Page and application data records:
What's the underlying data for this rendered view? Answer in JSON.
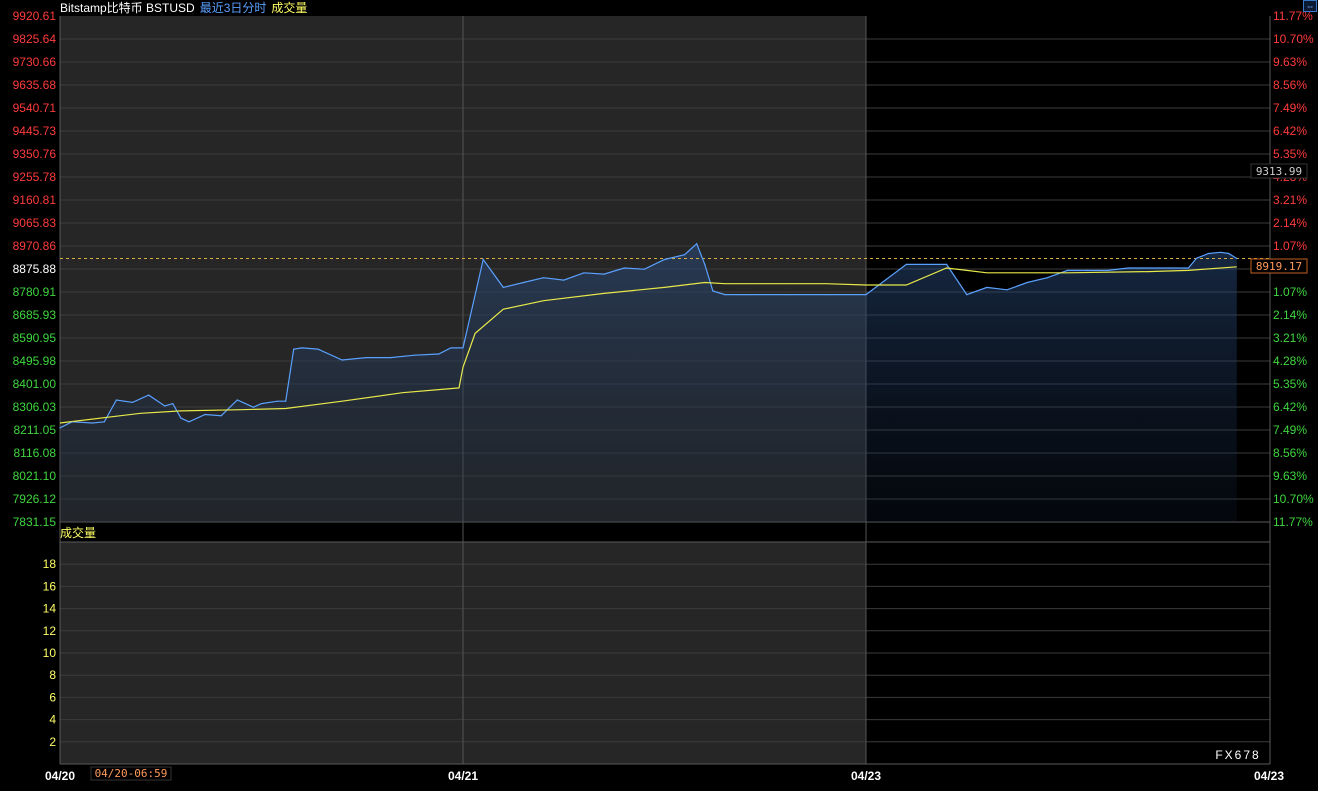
{
  "header": {
    "symbol": "Bitstamp比特币 BSTUSD",
    "mode": "最近3日分时",
    "indicator": "成交量"
  },
  "volume_panel": {
    "title": "成交量"
  },
  "watermark": "FX678",
  "cursor_time": "04/20-06:59",
  "price_tags": {
    "top_price": "9313.99",
    "last_price": "8919.17"
  },
  "colors": {
    "price_line": "#5aa0ff",
    "avg_line": "#e8e84a",
    "up": "#ff3b3b",
    "down": "#3fd63f",
    "grid": "#3c3c3c",
    "dashed_ref": "#d8b040",
    "panel_bg_active": "#262626",
    "panel_bg_future": "#000000"
  },
  "chart_data": [
    {
      "type": "line",
      "title": "Bitstamp比特币 BSTUSD 最近3日分时",
      "reference_price": 8919.17,
      "y_ticks_left": [
        "9920.61",
        "9825.64",
        "9730.66",
        "9635.68",
        "9540.71",
        "9445.73",
        "9350.76",
        "9255.78",
        "9160.81",
        "9065.83",
        "8970.86",
        "8875.88",
        "8780.91",
        "8685.93",
        "8590.95",
        "8495.98",
        "8401.00",
        "8306.03",
        "8211.05",
        "8116.08",
        "8021.10",
        "7926.12",
        "7831.15"
      ],
      "y_ticks_right": [
        "11.77%",
        "10.70%",
        "9.63%",
        "8.56%",
        "7.49%",
        "6.42%",
        "5.35%",
        "4.28%",
        "3.21%",
        "2.14%",
        "1.07%",
        "",
        "1.07%",
        "2.14%",
        "3.21%",
        "4.28%",
        "5.35%",
        "6.42%",
        "7.49%",
        "8.56%",
        "9.63%",
        "10.70%",
        "11.77%"
      ],
      "ylim": [
        7831.15,
        9920.61
      ],
      "x_ticks": [
        "04/20",
        "04/21",
        "04/23",
        "04/23"
      ],
      "xlim": [
        0,
        3
      ],
      "series": [
        {
          "name": "分时价格",
          "x": [
            0,
            0.03,
            0.08,
            0.11,
            0.14,
            0.18,
            0.22,
            0.26,
            0.28,
            0.3,
            0.32,
            0.36,
            0.4,
            0.44,
            0.48,
            0.5,
            0.54,
            0.56,
            0.58,
            0.6,
            0.64,
            0.7,
            0.76,
            0.82,
            0.88,
            0.94,
            0.97,
            1.0,
            1.05,
            1.1,
            1.15,
            1.2,
            1.25,
            1.3,
            1.35,
            1.4,
            1.45,
            1.5,
            1.55,
            1.58,
            1.6,
            1.62,
            1.65,
            1.68,
            1.7,
            1.8,
            1.9,
            2.0,
            2.1,
            2.2,
            2.25,
            2.3,
            2.35,
            2.4,
            2.45,
            2.5,
            2.55,
            2.6,
            2.65,
            2.7,
            2.75,
            2.8,
            2.82,
            2.85,
            2.88,
            2.9,
            2.92
          ],
          "y": [
            8220,
            8245,
            8240,
            8245,
            8335,
            8325,
            8355,
            8310,
            8320,
            8260,
            8245,
            8275,
            8270,
            8335,
            8305,
            8320,
            8330,
            8330,
            8545,
            8550,
            8545,
            8500,
            8510,
            8510,
            8520,
            8525,
            8550,
            8550,
            8915,
            8800,
            8820,
            8840,
            8830,
            8860,
            8855,
            8880,
            8875,
            8915,
            8935,
            8980,
            8895,
            8785,
            8770,
            8770,
            8770,
            8770,
            8770,
            8770,
            8895,
            8895,
            8770,
            8800,
            8790,
            8820,
            8840,
            8870,
            8870,
            8870,
            8880,
            8880,
            8880,
            8880,
            8920,
            8940,
            8945,
            8940,
            8919.17
          ]
        },
        {
          "name": "均价",
          "x": [
            0,
            0.2,
            0.3,
            0.45,
            0.56,
            0.7,
            0.85,
            0.99,
            1.0,
            1.03,
            1.1,
            1.2,
            1.35,
            1.5,
            1.6,
            1.65,
            1.9,
            2.0,
            2.1,
            2.2,
            2.25,
            2.3,
            2.5,
            2.7,
            2.8,
            2.92
          ],
          "y": [
            8240,
            8280,
            8290,
            8295,
            8300,
            8330,
            8365,
            8385,
            8470,
            8610,
            8710,
            8745,
            8775,
            8800,
            8820,
            8815,
            8815,
            8810,
            8810,
            8880,
            8870,
            8860,
            8860,
            8865,
            8870,
            8885
          ]
        }
      ]
    },
    {
      "type": "bar",
      "title": "成交量",
      "y_ticks_left": [
        "18",
        "16",
        "14",
        "12",
        "10",
        "8",
        "6",
        "4",
        "2"
      ],
      "ylim": [
        0,
        20
      ],
      "categories": [],
      "values": []
    }
  ]
}
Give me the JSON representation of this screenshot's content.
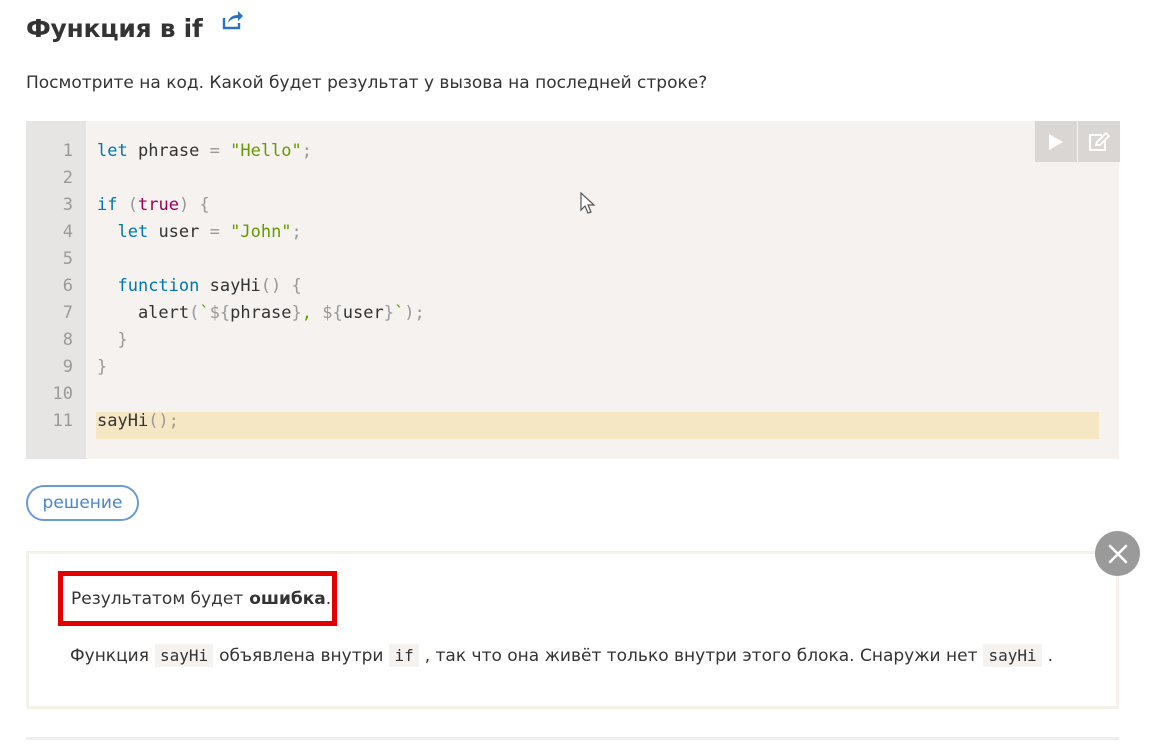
{
  "task": {
    "title": "Функция в if",
    "question": "Посмотрите на код. Какой будет результат у вызова на последней строке?"
  },
  "code": {
    "line_numbers": [
      "1",
      "2",
      "3",
      "4",
      "5",
      "6",
      "7",
      "8",
      "9",
      "10",
      "11"
    ],
    "highlighted_line": "11"
  },
  "toolbar": {
    "run_icon": "play-icon",
    "edit_icon": "edit-icon"
  },
  "solution": {
    "button_label": "решение",
    "answer_prefix": "Результатом будет",
    "answer_bold": "ошибка",
    "answer_suffix": ".",
    "explain_1": "Функция",
    "code_1": "sayHi",
    "explain_2": "объявлена внутри",
    "code_2": "if",
    "explain_3": ", так что она живёт только внутри этого блока. Снаружи нет",
    "code_3": "sayHi",
    "explain_4": "."
  },
  "colors": {
    "keyword": "#0077aa",
    "string": "#669900",
    "boolean": "#990055",
    "highlight": "#f5e6c4",
    "answer_border": "#e30000",
    "button_border": "#6b9bd0"
  }
}
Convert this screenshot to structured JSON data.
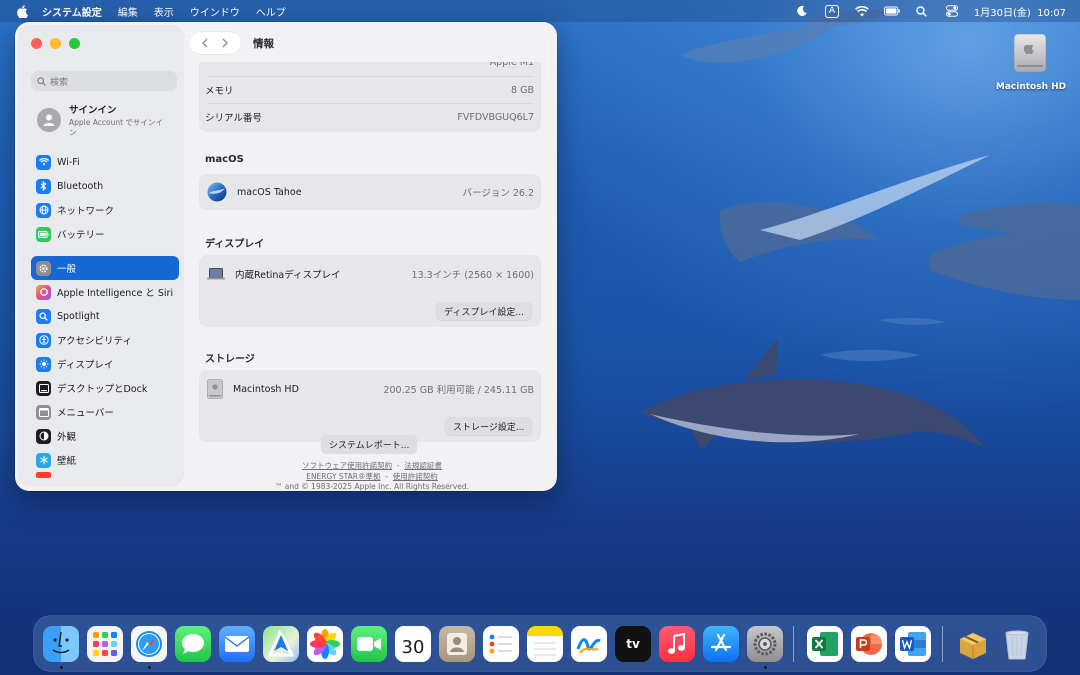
{
  "menubar": {
    "app_name": "システム設定",
    "menus": [
      "編集",
      "表示",
      "ウインドウ",
      "ヘルプ"
    ],
    "input_method": "A",
    "clock": "1月30日(金)  10:07"
  },
  "desktop": {
    "hd_label": "Macintosh HD"
  },
  "sidebar": {
    "search_placeholder": "検索",
    "signin_title": "サインイン",
    "signin_sub": "Apple Account でサインイン",
    "items": [
      {
        "label": "Wi-Fi",
        "icon": "wifi-icon",
        "color": "#1a7cf0"
      },
      {
        "label": "Bluetooth",
        "icon": "bluetooth-icon",
        "color": "#1a7cf0"
      },
      {
        "label": "ネットワーク",
        "icon": "globe-icon",
        "color": "#1a7cf0"
      },
      {
        "label": "バッテリー",
        "icon": "battery-icon",
        "color": "#34c759"
      },
      {
        "label": "一般",
        "icon": "gear-icon",
        "color": "#8e8e93"
      },
      {
        "label": "Apple Intelligence と Siri",
        "icon": "siri-icon",
        "color": "#e0508a"
      },
      {
        "label": "Spotlight",
        "icon": "magnifier-icon",
        "color": "#1a7cf0"
      },
      {
        "label": "アクセシビリティ",
        "icon": "accessibility-icon",
        "color": "#1a7cf0"
      },
      {
        "label": "ディスプレイ",
        "icon": "sun-icon",
        "color": "#1a7cf0"
      },
      {
        "label": "デスクトップとDock",
        "icon": "dock-icon",
        "color": "#1d1d1f"
      },
      {
        "label": "メニューバー",
        "icon": "menubar-icon",
        "color": "#8e8e93"
      },
      {
        "label": "外観",
        "icon": "appearance-icon",
        "color": "#1d1d1f"
      },
      {
        "label": "壁紙",
        "icon": "snowflake-icon",
        "color": "#2aa7e8"
      }
    ]
  },
  "content": {
    "title": "情報",
    "partial_row_value": "Apple M1",
    "specs": [
      {
        "key": "メモリ",
        "value": "8 GB"
      },
      {
        "key": "シリアル番号",
        "value": "FVFDVBGUQ6L7"
      }
    ],
    "macos_section": "macOS",
    "macos_name": "macOS Tahoe",
    "macos_version": "バージョン 26.2",
    "display_section": "ディスプレイ",
    "display_name": "内蔵Retinaディスプレイ",
    "display_spec": "13.3インチ (2560 × 1600)",
    "display_button": "ディスプレイ設定...",
    "storage_section": "ストレージ",
    "storage_name": "Macintosh HD",
    "storage_value": "200.25 GB 利用可能 / 245.11 GB",
    "storage_button": "ストレージ設定...",
    "report_button": "システムレポート...",
    "footer_link1": "ソフトウェア使用許諾契約",
    "footer_sep": "-",
    "footer_link2": "法規認証書",
    "footer_link3": "ENERGY STAR®準拠",
    "footer_link4": "使用許諾契約",
    "footer_copyright": "™ and © 1983-2025 Apple Inc. All Rights Reserved."
  },
  "dock": {
    "calendar_day": "30",
    "tv_label": "tv",
    "apps": [
      "finder-icon",
      "launchpad-icon",
      "safari-icon",
      "messages-icon",
      "mail-icon",
      "maps-icon",
      "photos-icon",
      "facetime-icon",
      "calendar-icon",
      "contacts-icon",
      "reminders-icon",
      "notes-icon",
      "freeform-icon",
      "appletv-icon",
      "music-icon",
      "appstore-icon",
      "system-settings-icon",
      "excel-icon",
      "powerpoint-icon",
      "word-icon",
      "installer-icon",
      "trash-icon"
    ]
  }
}
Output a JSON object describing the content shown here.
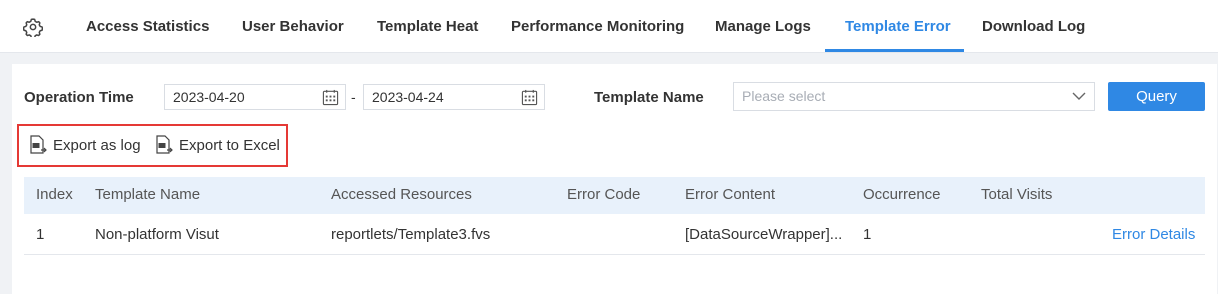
{
  "settings_icon": "gear-icon",
  "tabs": [
    {
      "label": "Access Statistics"
    },
    {
      "label": "User Behavior"
    },
    {
      "label": "Template Heat"
    },
    {
      "label": "Performance Monitoring"
    },
    {
      "label": "Manage Logs"
    },
    {
      "label": "Template Error",
      "active": true
    },
    {
      "label": "Download Log"
    }
  ],
  "filters": {
    "operation_time_label": "Operation Time",
    "start_date": "2023-04-20",
    "end_date": "2023-04-24",
    "date_separator": "-",
    "template_name_label": "Template Name",
    "template_name_placeholder": "Please select",
    "query_label": "Query"
  },
  "export": {
    "log_label": "Export as log",
    "excel_label": "Export to Excel"
  },
  "table": {
    "columns": [
      "Index",
      "Template Name",
      "Accessed Resources",
      "Error Code",
      "Error Content",
      "Occurrence",
      "Total Visits"
    ],
    "rows": [
      {
        "index": "1",
        "template_name": "Non-platform Visut",
        "accessed_resources": "reportlets/Template3.fvs",
        "error_code": "",
        "error_content": "[DataSourceWrapper]...",
        "occurrence": "1",
        "total_visits": "",
        "action": "Error Details"
      }
    ]
  },
  "colors": {
    "accent": "#2f88e4",
    "highlight_box": "#e53935",
    "table_header_bg": "#e8f1fb"
  }
}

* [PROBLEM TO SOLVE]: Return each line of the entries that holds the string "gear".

* [EXPECTED ANSWER]:
        "icon": "gear-icon",
  "settings_icon": "gear-icon",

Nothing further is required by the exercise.